Similarly, should the low friction material 50 wear beyond the point where adjustment can compensate for the wear, replacement is a simple matter of loosening nuts 54, removing bolts 52 and the low friction material, replacing the material and then bolting it in position. Desirably the nuts 46 and 54 may be of the self-locking type, for example by the use of nylon inserts.
Thus by simple adjustment to the nuts 46 moving the plates 38 and thus the low friction material 50 inwardly, the problem of chainway wear and chain wear is eliminated and the life of the chain may be extended.
|Cited Patent||Filing date||Publication date||Applicant||Title|
|US2864412 *||Nov 5, 1954||Dec 16, 1958||Fred W Mears Heel Company Inc||Machine for trimming wood heel-blanks|

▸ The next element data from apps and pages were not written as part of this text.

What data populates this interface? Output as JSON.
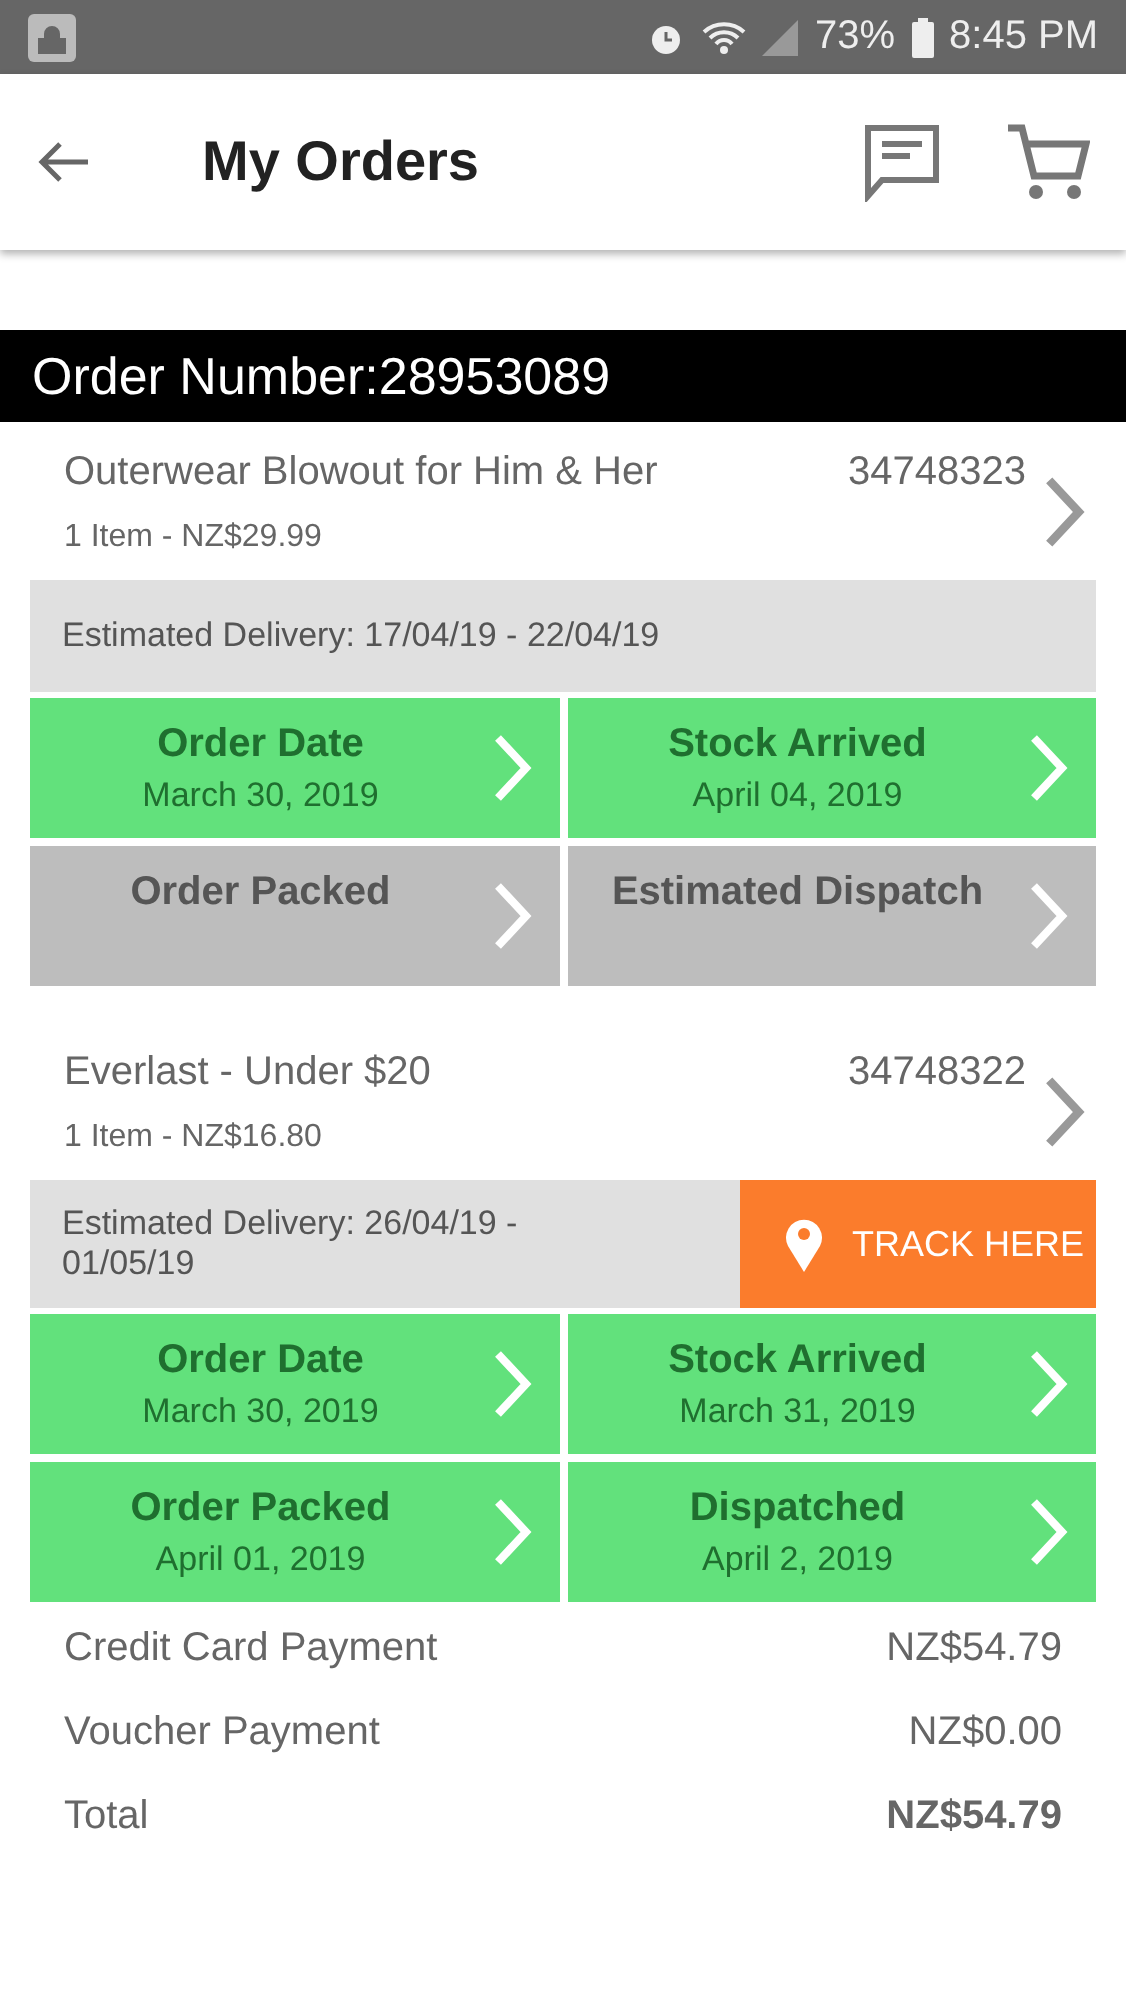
{
  "status_bar": {
    "battery": "73%",
    "time": "8:45 PM"
  },
  "app_bar": {
    "title": "My Orders"
  },
  "order": {
    "number_label": "Order Number:28953089",
    "items": [
      {
        "name": "Outerwear Blowout for Him & Her",
        "code": "34748323",
        "summary": "1 Item - NZ$29.99",
        "delivery": "Estimated Delivery: 17/04/19 - 22/04/19",
        "stages": [
          {
            "label": "Order Date",
            "date": "March 30, 2019",
            "done": true
          },
          {
            "label": "Stock Arrived",
            "date": "April 04, 2019",
            "done": true
          },
          {
            "label": "Order Packed",
            "done": false
          },
          {
            "label": "Estimated Dispatch",
            "done": false
          }
        ]
      },
      {
        "name": "Everlast - Under $20",
        "code": "34748322",
        "summary": "1 Item - NZ$16.80",
        "delivery": "Estimated Delivery: 26/04/19 - 01/05/19",
        "track_button": "TRACK HERE",
        "stages": [
          {
            "label": "Order Date",
            "date": "March 30, 2019",
            "done": true
          },
          {
            "label": "Stock Arrived",
            "date": "March 31, 2019",
            "done": true
          },
          {
            "label": "Order Packed",
            "date": "April 01, 2019",
            "done": true
          },
          {
            "label": "Dispatched",
            "date": "April 2, 2019",
            "done": true
          }
        ]
      }
    ],
    "payments": [
      {
        "label": "Credit Card Payment",
        "amount": "NZ$54.79",
        "kind": "line"
      },
      {
        "label": "Voucher Payment",
        "amount": "NZ$0.00",
        "kind": "line"
      },
      {
        "label": "Total",
        "amount": "NZ$54.79",
        "kind": "total"
      }
    ]
  }
}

|US3511360 *||May 31, 1968||May 12, 1970||Hugh A Kirk||Trough conveyor for containers|
|US3788455 *||May 10, 1971||Jan 29, 1974||Food Equipment Corp||Curved-path slat belt conveyor|
|US3848732 *||May 1, 1972||Nov 19, 1974||Continental Can Co||Riveted modular conveyor|

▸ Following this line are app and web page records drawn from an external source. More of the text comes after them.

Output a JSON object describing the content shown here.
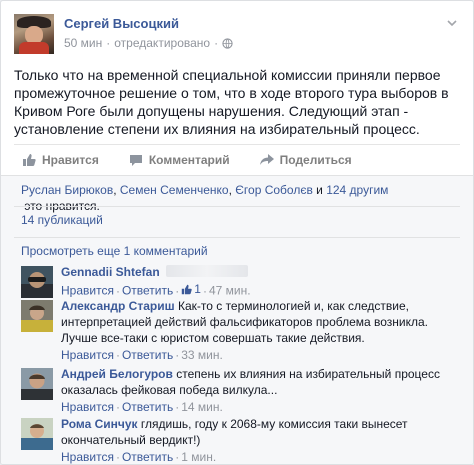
{
  "post": {
    "author": "Сергей Высоцкий",
    "time": "50 мин",
    "edited": "отредактировано",
    "text": "Только что на временной специальной комиссии приняли первое промежуточное решение о том, что в ходе второго тура выборов в Кривом Роге были допущены нарушения. Следующий этап - установление степени их влияния на избирательный процесс."
  },
  "actions": {
    "like": "Нравится",
    "comment": "Комментарий",
    "share": "Поделиться"
  },
  "likes": {
    "names": [
      "Руслан Бирюков",
      "Семен Семенченко",
      "Єгор Соболєв"
    ],
    "separator": ", ",
    "and": " и ",
    "others": "124 другим",
    "suffix": " это нравится."
  },
  "shares": "14 публикаций",
  "more_comments": "Просмотреть еще 1 комментарий",
  "comment_labels": {
    "like": "Нравится",
    "reply": "Ответить"
  },
  "comments": [
    {
      "name": "Gennadii Shtefan",
      "text": "",
      "likes": "1",
      "time": "47 мин."
    },
    {
      "name": "Александр Стариш",
      "text": "Как-то с терминологией и, как следствие, интерпретацией действий фальсификаторов проблема возникла. Лучше все-таки с юристом совершать такие действия.",
      "time": "33 мин."
    },
    {
      "name": "Андрей Белогуров",
      "text": "степень их влияния на избирательный процесс оказалась фейковая победа вилкула...",
      "time": "14 мин."
    },
    {
      "name": "Рома Синчук",
      "text": "глядишь, году к 2068-му комиссия таки вынесет окончательный вердикт!)",
      "time": "1 мин."
    }
  ],
  "icons": {
    "globe": "globe-icon",
    "chevron": "chevron-down-icon",
    "like": "thumbs-up-icon",
    "comment": "speech-bubble-icon",
    "share": "share-arrow-icon"
  },
  "colors": {
    "link": "#3b5998",
    "meta": "#90949c",
    "feedback_bg": "#f6f7f9"
  }
}
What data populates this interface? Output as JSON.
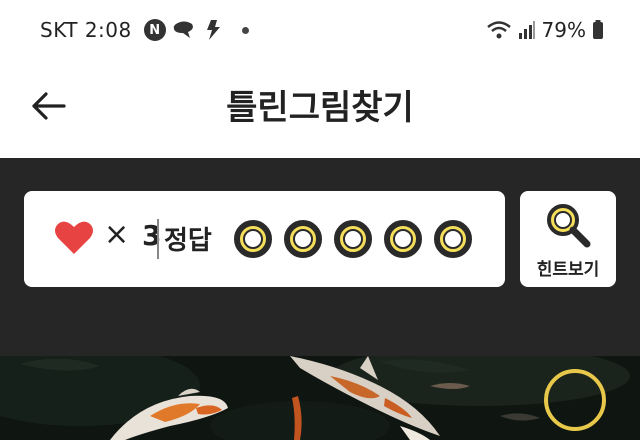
{
  "status_bar": {
    "carrier_time": "SKT 2:08",
    "notification_badge": "N",
    "battery_percent": "79%"
  },
  "header": {
    "title": "틀린그림찾기"
  },
  "score": {
    "times_symbol": "×",
    "lives_count": "3",
    "answer_label": "정답",
    "answer_slots_total": 5,
    "answer_slots_found": 0
  },
  "hint": {
    "label": "힌트보기"
  },
  "colors": {
    "heart": "#e74343",
    "accent_yellow": "#f5df5a",
    "dark_panel": "#262626"
  },
  "icons": {
    "back": "arrow-left-icon",
    "heart": "heart-icon",
    "hint": "magnifier-icon",
    "wifi": "wifi-icon",
    "signal": "signal-icon",
    "battery": "battery-icon"
  }
}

|US3856358 *||Apr 27, 1973||Dec 24, 1974||Cincinnati Mine Machinery Co||Wear-resistant inserts for in surfaces of the links of cutter chains and the like to retard wear thereof|

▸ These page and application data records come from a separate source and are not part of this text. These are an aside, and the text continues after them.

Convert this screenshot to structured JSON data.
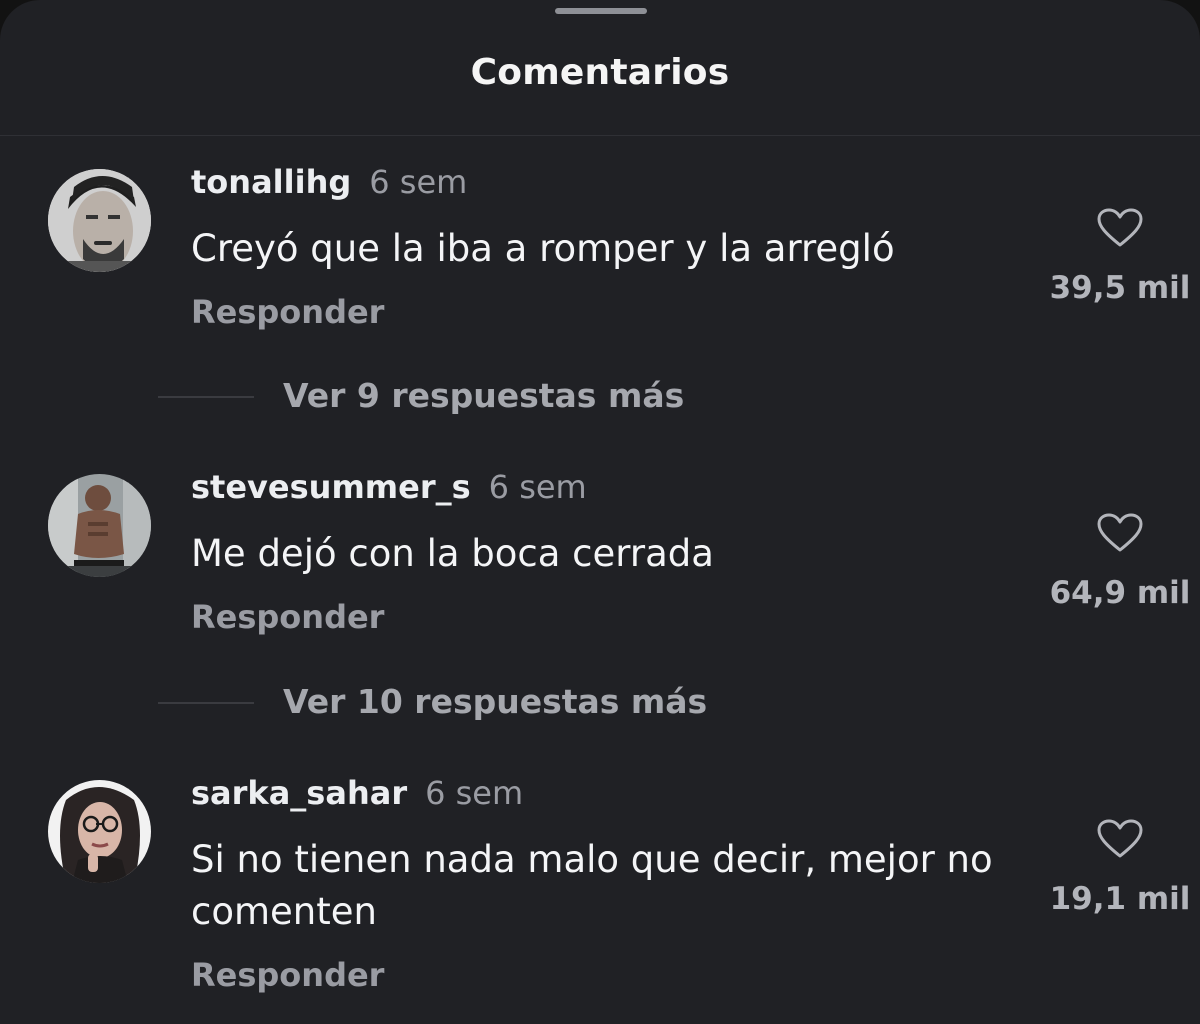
{
  "header": {
    "title": "Comentarios"
  },
  "comments": [
    {
      "username": "tonallihg",
      "time": "6 sem",
      "text": "Creyó que la iba a romper y la arregló",
      "reply_label": "Responder",
      "likes": "39,5 mil",
      "more_replies": "Ver 9 respuestas más"
    },
    {
      "username": "stevesummer_s",
      "time": "6 sem",
      "text": "Me dejó con la boca cerrada",
      "reply_label": "Responder",
      "likes": "64,9 mil",
      "more_replies": "Ver 10 respuestas más"
    },
    {
      "username": "sarka_sahar",
      "time": "6 sem",
      "text": "Si no tienen nada malo que decir, mejor no comenten",
      "reply_label": "Responder",
      "likes": "19,1 mil"
    }
  ],
  "icons": {
    "like": "heart-outline-icon"
  },
  "colors": {
    "background": "#202125",
    "text_primary": "#f4f5f7",
    "text_secondary": "#9a9ca3"
  }
}
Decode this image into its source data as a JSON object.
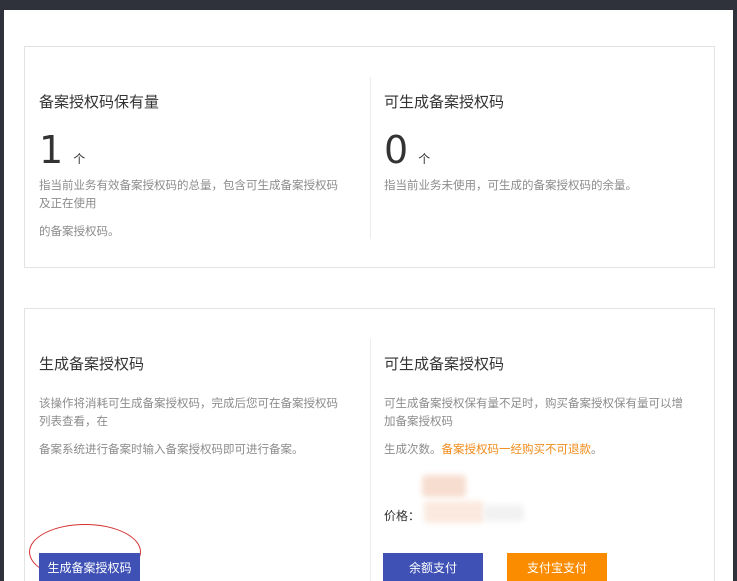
{
  "holdings_card": {
    "left": {
      "title": "备案授权码保有量",
      "count": "1",
      "unit": "个",
      "desc_line1": "指当前业务有效备案授权码的总量，包含可生成备案授权码及正在使用",
      "desc_line2": "的备案授权码。"
    },
    "right": {
      "title": "可生成备案授权码",
      "count": "0",
      "unit": "个",
      "desc": "指当前业务未使用，可生成的备案授权码的余量。"
    }
  },
  "generate_card": {
    "left": {
      "title": "生成备案授权码",
      "desc_line1": "该操作将消耗可生成备案授权码，完成后您可在备案授权码列表查看，在",
      "desc_line2": "备案系统进行备案时输入备案授权码即可进行备案。",
      "button_label": "生成备案授权码"
    },
    "right": {
      "title": "可生成备案授权码",
      "desc_line1": "可生成备案授权保有量不足时，购买备案授权保有量可以增加备案授权码",
      "desc_prefix": "生成次数。",
      "desc_warning": "备案授权码一经购买不可退款",
      "desc_suffix": "。",
      "price_label": "价格：",
      "balance_pay_label": "余额支付",
      "alipay_label": "支付宝支付"
    }
  },
  "colors": {
    "primary_button": "#3f51b5",
    "alipay_button": "#fb8c00",
    "warning_text": "#f08b1b",
    "annotation_ellipse": "#d43030"
  }
}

|US3858713 *||Dec 28, 1971||Jan 7, 1975||Letson & Burpee Ltd||Log feed conveyor for bandmill|
|US4358010 *||Aug 12, 1981||Nov 9, 1982||Besch Creighton J||Conveyor|
|Citing Patent||Filing date||Publication date||Applicant||Title|
|US6966433 *||Feb 4, 2004||Nov 22, 2005||Hill Michael L||Guide plated for roller-chain conveyor|
|US20140262699 *||Mar 15, 2013||Sep 18, 2014||Irwin Research And Development, Inc.||Thermoforming Chain Rail Having Compact Anti-Torque Chain Support|
|EP0548393A1 *||Dec 21, 1991||Jun 30, 1993||Maschinenfabrik Simon Möhringer||Feeding chain for wood working machine|
|U.S. Classification||198/692, 198/837, 144/245.2, 198/841|
|International Classification||B65G17/40, B27B25/04|
|Cooperative Classification||B65G17/40, B65G21/20, B27B25/04, B65G2201/04|
|European Classification||B65G21/20, B65G17/40, B27B25/04|
|Mar 1, 1990||AS||Assignment|
Owner name: CAE MACHINERY LTD., BRITISH COLUMBIA
Free format text: ASSIGNMENT OF ASSIGNORS INTEREST.;ASSIGNORS:STROUD, BRIAN T.;WEAVELL, JACK;REEL/FRAME:005246/0132
Effective date: 19900215
|Jan 18, 1994||AS||Assignment|
Owner name: COE MANUFACTURING COMPANY, THE, OHIO
Free format text: ASSIGNMENT OF ASSIGNORS INTEREST;ASSIGNOR:CAE MACHINERY LTD.;REEL/FRAME:006831/0276
Effective date: 19930823
|Sep 6, 1994||FPAY||Fee payment|
Year of fee payment: 4
|Jun 16, 1998||FPAY||Fee payment|
Year of fee payment: 8
|Dec 13, 2000||AS||Assignment|
|Sep 17, 2002||REMI||Maintenance fee reminder mailed|
|Mar 5, 2003||LAPS||Lapse for failure to pay maintenance fees|
|Apr 29, 2003||FP||Expired due to failure to pay maintenance fee|
Effective date: 20030305
|Oct 18, 2004||AS||Assignment|